Tomorrow is my last day at Brightwood Vineyard and Farm as an intern. Once evening arrives and my car is packed, I'll be driving to Washington D.C., where I'm attending the American Public Health Association conference next week. After that, I'll indulge in visiting friends on the East Coast, and then head back to Indiana for the holidays.
The end of an adventure is always bittersweet. I've enjoyed this year so much. Susan and Dean have been unstintingly gracious and kind, Autumn and Brian have been amazing co-workers and friends, and I've learned an incredible amount about farming, food, and myself. (Sorry, I know that's cheesy. But true.)
This experience hasn't been without its hardships, though. For one thing, I've had to cope with being the most ignorant person on the crew. When I got here, I didn't know a damn thing about gardening, farming, or agriculture. It's never easy for me to admit to myself that I don't know what I'm doing - is it easy for anyone, I wonder? - but I chugged along, and improved steadily. Whatever farm I find myself on in the future, at least I won't feel quite so stupid and ill-prepared.
More notably, I've had three deaths in my family since this time last year. I've had to deal with my own personal demons on that score, on top of the ever-present cloud of my own curious insecurities. (One memorable day comes to mind, when I was harvesting by myself and sobbed nonstop for an entire two hours, blowing my nose on my shirt as the goat bucks looked on with a nonchalant curiosity tinged with wondering when I would get around to feeding them.) Something I didn't expect, however, was that being on a farm would help me cope with losing some of the people dearest to me. I wrote an entry about it at the time, but since then I've taken part in the circle of farm life myself, killing and eviscerating chickens on my own.

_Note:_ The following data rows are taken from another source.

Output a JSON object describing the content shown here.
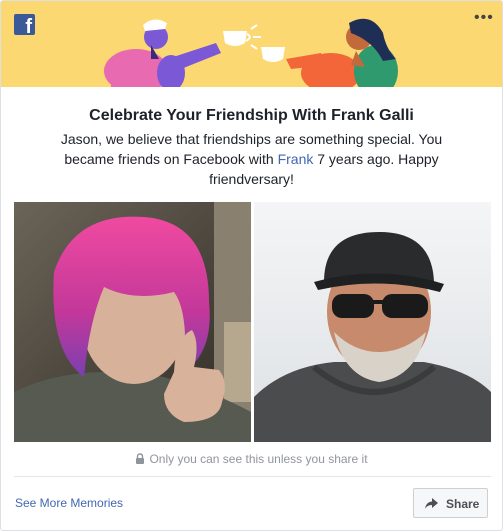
{
  "banner": {
    "logo_glyph": "f",
    "more_glyph": "•••"
  },
  "header": {
    "title": "Celebrate Your Friendship With Frank Galli"
  },
  "message": {
    "before_link": "Jason, we believe that friendships are something special. You became friends on Facebook with ",
    "link_text": "Frank",
    "after_link": " 7 years ago. Happy friendversary!"
  },
  "photos": [
    {
      "icon": "photo-pink-hair-thumbs-up"
    },
    {
      "icon": "photo-man-cap-sunglasses"
    }
  ],
  "privacy": {
    "icon": "lock-icon",
    "text": "Only you can see this unless you share it"
  },
  "footer": {
    "see_more_label": "See More Memories",
    "share_label": "Share"
  },
  "colors": {
    "banner": "#fcd872",
    "link": "#4267b2",
    "facebook_blue": "#3b5998"
  }
}
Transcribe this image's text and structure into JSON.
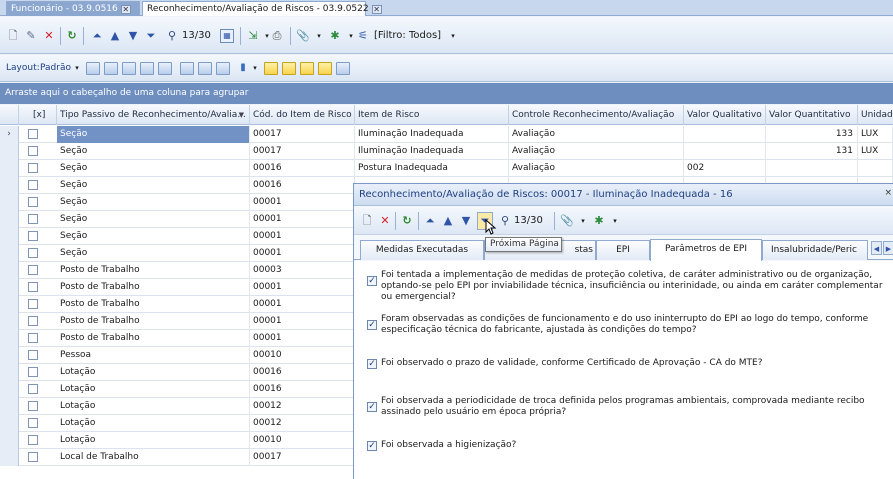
{
  "doc_tabs": [
    {
      "label": "Funcionário - 03.9.0516"
    },
    {
      "label": "Reconhecimento/Avaliação de Riscos - 03.9.0522"
    }
  ],
  "toolbar": {
    "record_position": "13/30",
    "filter_label": "[Filtro: Todos]"
  },
  "layout_bar": {
    "layout_label": "Layout:",
    "layout_value": "Padrão"
  },
  "group_hint": "Arraste aqui o cabeçalho de uma coluna para agrupar",
  "grid": {
    "columns": [
      "[x]",
      "Tipo Passivo de Reconhecimento/Avalia...",
      "Cód. do Item de Risco",
      "Item de Risco",
      "Controle Reconhecimento/Avaliação",
      "Valor Qualitativo",
      "Valor Quantitativo",
      "Unidad"
    ],
    "rows": [
      {
        "tipo": "Seção",
        "cod": "00017",
        "item": "Iluminação Inadequada",
        "controle": "Avaliação",
        "qual": "",
        "quant": "133",
        "unid": "LUX"
      },
      {
        "tipo": "Seção",
        "cod": "00017",
        "item": "Iluminação Inadequada",
        "controle": "Avaliação",
        "qual": "",
        "quant": "131",
        "unid": "LUX"
      },
      {
        "tipo": "Seção",
        "cod": "00016",
        "item": "Postura Inadequada",
        "controle": "Avaliação",
        "qual": "002",
        "quant": "",
        "unid": ""
      },
      {
        "tipo": "Seção",
        "cod": "00016",
        "item": "",
        "controle": "",
        "qual": "",
        "quant": "",
        "unid": ""
      },
      {
        "tipo": "Seção",
        "cod": "00001",
        "item": "",
        "controle": "",
        "qual": "",
        "quant": "",
        "unid": ""
      },
      {
        "tipo": "Seção",
        "cod": "00001",
        "item": "",
        "controle": "",
        "qual": "",
        "quant": "",
        "unid": ""
      },
      {
        "tipo": "Seção",
        "cod": "00001",
        "item": "",
        "controle": "",
        "qual": "",
        "quant": "",
        "unid": ""
      },
      {
        "tipo": "Seção",
        "cod": "00001",
        "item": "",
        "controle": "",
        "qual": "",
        "quant": "",
        "unid": ""
      },
      {
        "tipo": "Posto de Trabalho",
        "cod": "00003",
        "item": "",
        "controle": "",
        "qual": "",
        "quant": "",
        "unid": ""
      },
      {
        "tipo": "Posto de Trabalho",
        "cod": "00001",
        "item": "",
        "controle": "",
        "qual": "",
        "quant": "",
        "unid": ""
      },
      {
        "tipo": "Posto de Trabalho",
        "cod": "00001",
        "item": "",
        "controle": "",
        "qual": "",
        "quant": "",
        "unid": ""
      },
      {
        "tipo": "Posto de Trabalho",
        "cod": "00001",
        "item": "",
        "controle": "",
        "qual": "",
        "quant": "",
        "unid": ""
      },
      {
        "tipo": "Posto de Trabalho",
        "cod": "00001",
        "item": "",
        "controle": "",
        "qual": "",
        "quant": "",
        "unid": ""
      },
      {
        "tipo": "Pessoa",
        "cod": "00010",
        "item": "",
        "controle": "",
        "qual": "",
        "quant": "",
        "unid": ""
      },
      {
        "tipo": "Lotação",
        "cod": "00016",
        "item": "",
        "controle": "",
        "qual": "",
        "quant": "",
        "unid": ""
      },
      {
        "tipo": "Lotação",
        "cod": "00016",
        "item": "",
        "controle": "",
        "qual": "",
        "quant": "",
        "unid": ""
      },
      {
        "tipo": "Lotação",
        "cod": "00012",
        "item": "",
        "controle": "",
        "qual": "",
        "quant": "",
        "unid": ""
      },
      {
        "tipo": "Lotação",
        "cod": "00012",
        "item": "",
        "controle": "",
        "qual": "",
        "quant": "",
        "unid": ""
      },
      {
        "tipo": "Lotação",
        "cod": "00010",
        "item": "",
        "controle": "",
        "qual": "",
        "quant": "",
        "unid": ""
      },
      {
        "tipo": "Local de Trabalho",
        "cod": "00017",
        "item": "",
        "controle": "",
        "qual": "",
        "quant": "",
        "unid": ""
      }
    ]
  },
  "popup": {
    "title": "Reconhecimento/Avaliação de Riscos: 00017 - Iluminação Inadequada - 16",
    "record_position": "13/30",
    "tabs": [
      "Medidas Executadas",
      "stas",
      "EPI",
      "Parâmetros de EPI",
      "Insalubridade/Peric"
    ],
    "questions": [
      {
        "text": "Foi tentada a implementação de medidas de proteção coletiva, de caráter administrativo ou de organização, optando-se pelo EPI por inviabilidade técnica, insuficiência ou interinidade, ou ainda em caráter complementar ou emergencial?",
        "checked": true
      },
      {
        "text": "Foram observadas as condições de funcionamento e do uso ininterrupto do EPI ao logo do tempo, conforme especificação técnica do fabricante, ajustada às condições do tempo?",
        "checked": true
      },
      {
        "text": "Foi observado o prazo de validade, conforme Certificado de Aprovação - CA do MTE?",
        "checked": true
      },
      {
        "text": "Foi observada a periodicidade de troca definida pelos programas ambientais, comprovada mediante recibo assinado pelo usuário em época própria?",
        "checked": true
      },
      {
        "text": "Foi observada a higienização?",
        "checked": true
      }
    ]
  },
  "tooltip": "Próxima Página",
  "colors": {
    "selection": "#7292c6",
    "groupbar": "#6e8ec0",
    "popup_title": "#1f3f82"
  }
}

That's perhaps one of the best parts of being on a farm for an entire season - being witness to the cycles that occur here over time, from washing chicken eggs to processing old layers, from watching baby animals grow up to picking up lamb meat from the butcher. Experiencing closely the progression of seasons, the change in the grasses and depth of the river, the temperature and humidity at night as I laid in my tent. And there's something weirdly symbolic, too, about ripping out tomato plants that you planted yourself and harvested for weeks on end while your skin burned and your hands turned green. I wish I could watch over the next few years and experience the even wider circles that I have sensed, but have yet to see.
I have the feeling that certain thoughts and opinions and ideas have solidified within me this year that I'm only now beginning to understand. One of them caught me completely by surprise this afternoon, when I was doing some last-minute errands. Being woefully unprepared in the sartorial department for this conference next week (Business casual? Puh-lease.), I've been stalking the racks at Goodwill for the last several weekends and have managed to accumulate a few outfits that at the very least don't sport the remnants of chicken poop. But even if I could buy tights second hand, I wouldn't. So today I ran to Target for that purpose.

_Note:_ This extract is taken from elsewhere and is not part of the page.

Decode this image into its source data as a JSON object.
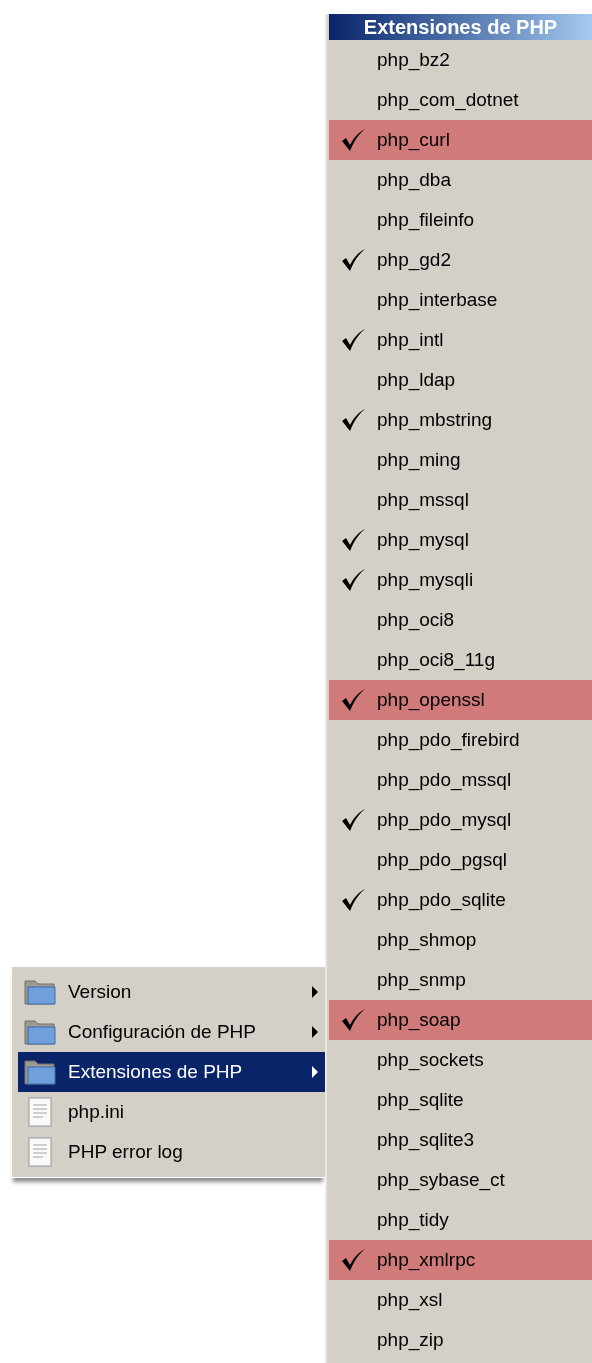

I was, to put it mildly, pretty uncomfortable. As I walked along the rows of cosmetic supplies and clothes and DVDs, I realized how completely incompatible shopping at a Target has been with my lifestyle this year. The whole idea behind farming is to produce something that you and your neighbors can use. The whole idea when you go to Target is to indulge in orgasmic consumerism. Being there made me realize how important reusing and recycling has become to me - not just when it comes to making compost out of vegetable waste, but in my choices as a consumer. And when I was done, I felt none of the temporary satisfaction that making a purchase once gave me. I was just glad to get out of the parking lot.

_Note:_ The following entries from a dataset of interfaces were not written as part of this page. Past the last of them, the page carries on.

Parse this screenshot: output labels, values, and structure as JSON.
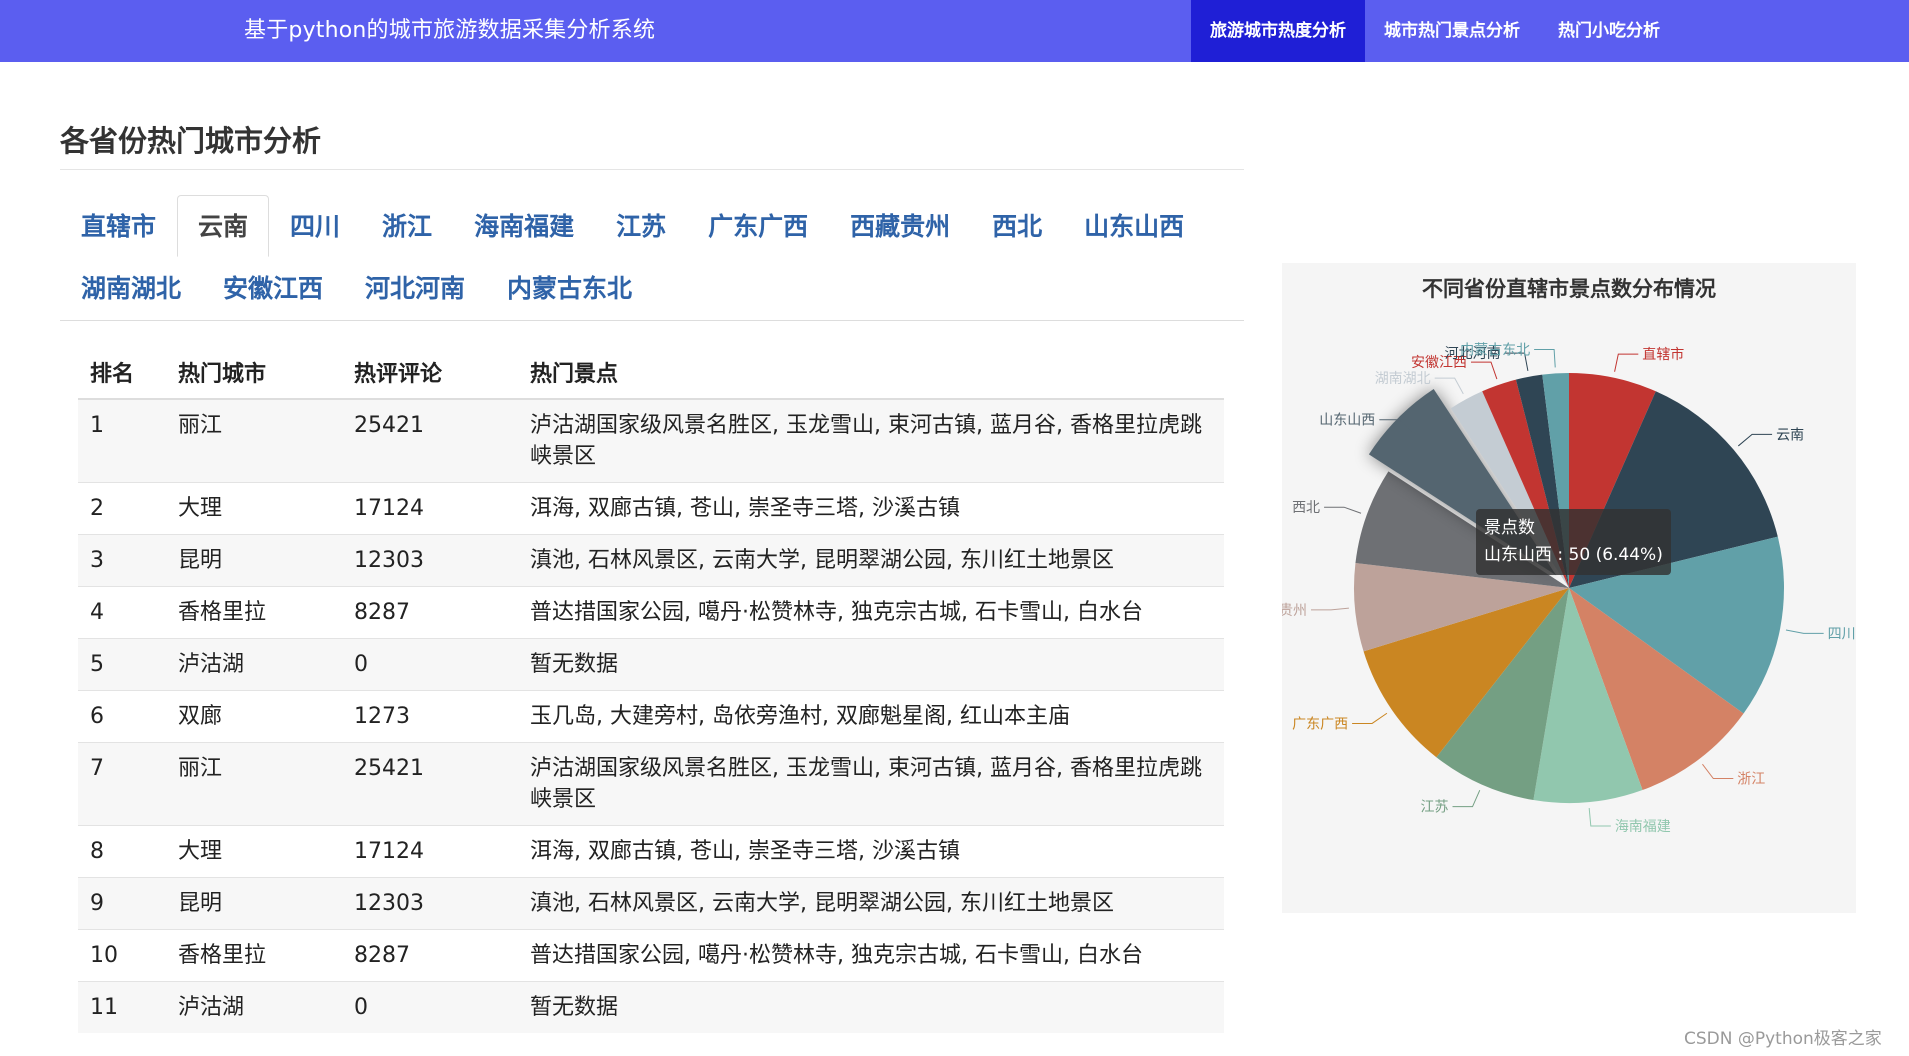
{
  "navbar": {
    "brand": "基于python的城市旅游数据采集分析系统",
    "links": [
      {
        "label": "旅游城市热度分析",
        "active": true
      },
      {
        "label": "城市热门景点分析",
        "active": false
      },
      {
        "label": "热门小吃分析",
        "active": false
      }
    ]
  },
  "section": {
    "title": "各省份热门城市分析"
  },
  "tabs": [
    {
      "label": "直辖市"
    },
    {
      "label": "云南"
    },
    {
      "label": "四川"
    },
    {
      "label": "浙江"
    },
    {
      "label": "海南福建"
    },
    {
      "label": "江苏"
    },
    {
      "label": "广东广西"
    },
    {
      "label": "西藏贵州"
    },
    {
      "label": "西北"
    },
    {
      "label": "山东山西"
    },
    {
      "label": "湖南湖北"
    },
    {
      "label": "安徽江西"
    },
    {
      "label": "河北河南"
    },
    {
      "label": "内蒙古东北"
    }
  ],
  "active_tab": "云南",
  "table": {
    "headers": [
      "排名",
      "热门城市",
      "热评评论",
      "热门景点"
    ],
    "rows": [
      [
        "1",
        "丽江",
        "25421",
        "泸沽湖国家级风景名胜区, 玉龙雪山, 束河古镇, 蓝月谷, 香格里拉虎跳峡景区"
      ],
      [
        "2",
        "大理",
        "17124",
        "洱海, 双廊古镇, 苍山, 崇圣寺三塔, 沙溪古镇"
      ],
      [
        "3",
        "昆明",
        "12303",
        "滇池, 石林风景区, 云南大学, 昆明翠湖公园, 东川红土地景区"
      ],
      [
        "4",
        "香格里拉",
        "8287",
        "普达措国家公园, 噶丹·松赞林寺, 独克宗古城, 石卡雪山, 白水台"
      ],
      [
        "5",
        "泸沽湖",
        "0",
        "暂无数据"
      ],
      [
        "6",
        "双廊",
        "1273",
        "玉几岛, 大建旁村, 岛依旁渔村, 双廊魁星阁, 红山本主庙"
      ],
      [
        "7",
        "丽江",
        "25421",
        "泸沽湖国家级风景名胜区, 玉龙雪山, 束河古镇, 蓝月谷, 香格里拉虎跳峡景区"
      ],
      [
        "8",
        "大理",
        "17124",
        "洱海, 双廊古镇, 苍山, 崇圣寺三塔, 沙溪古镇"
      ],
      [
        "9",
        "昆明",
        "12303",
        "滇池, 石林风景区, 云南大学, 昆明翠湖公园, 东川红土地景区"
      ],
      [
        "10",
        "香格里拉",
        "8287",
        "普达措国家公园, 噶丹·松赞林寺, 独克宗古城, 石卡雪山, 白水台"
      ],
      [
        "11",
        "泸沽湖",
        "0",
        "暂无数据"
      ]
    ]
  },
  "chart_data": {
    "type": "pie",
    "title": "不同省份直辖市景点数分布情况",
    "series_name": "景点数",
    "labels": [
      "直辖市",
      "云南",
      "四川",
      "浙江",
      "海南福建",
      "江苏",
      "广东广西",
      "西藏贵州",
      "西北",
      "山东山西",
      "湖南湖北",
      "安徽江西",
      "河北河南",
      "内蒙古东北"
    ],
    "values": [
      50,
      110,
      104,
      72,
      62,
      60,
      73,
      50,
      55,
      50,
      20,
      20,
      15,
      15
    ],
    "colors": [
      "#c23531",
      "#2f4554",
      "#61a0a8",
      "#d48265",
      "#91c7ae",
      "#749f83",
      "#ca8622",
      "#bda29a",
      "#6e7074",
      "#546570",
      "#c4ccd3",
      "#c23531",
      "#2f4554",
      "#61a0a8"
    ],
    "highlighted": "山东山西",
    "tooltip": {
      "title": "景点数",
      "text": "山东山西 : 50 (6.44%)"
    }
  },
  "watermark": "CSDN @Python极客之家"
}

Perhaps even more surprising to me has been the realization that I could see myself farming one day. When I began this internship, that was the furthest thing from my mind. I saw working on a farm purely as a learning experience, a sort of hands-on aspect of my upcoming graduate studies, and a way to learn the issues facing today's small family farm. That still holds true, but now I ask myself questions like, "How would I do this if it were my farm?" It doesn't seem outside the realm of possibility, at any rate.
The truth is, working on this farm feeds my soul. I'm even tempted to say that it has given me a sense of spirituality that I've never felt before. I don't know what it is - the smell of soil, feeling the sun on the back of my neck, the heft of a shovel - but I've never felt more alive, or more at peace.
There will things I won't miss, I guess. It will be nice to finally be able to sleep in as late as I please. I can't wait to wear clothes that don't have stains from five different kinds of animal poop. It will be an absolute pleasure not to shake out my jeans in the morning and watch five stink bugs fall out. I'm practically panting in anticipation of the day when I look outside at the terrible weather, and know that I don't have to go work in it. I'm looking forward to seeing my family and friends, to using a shower that doesn't flood and lightly electrocute me when I touch the handle, to doing nothing but read bad fantasy novels for four consecutive days.
But, man. I sure am going to miss this farm.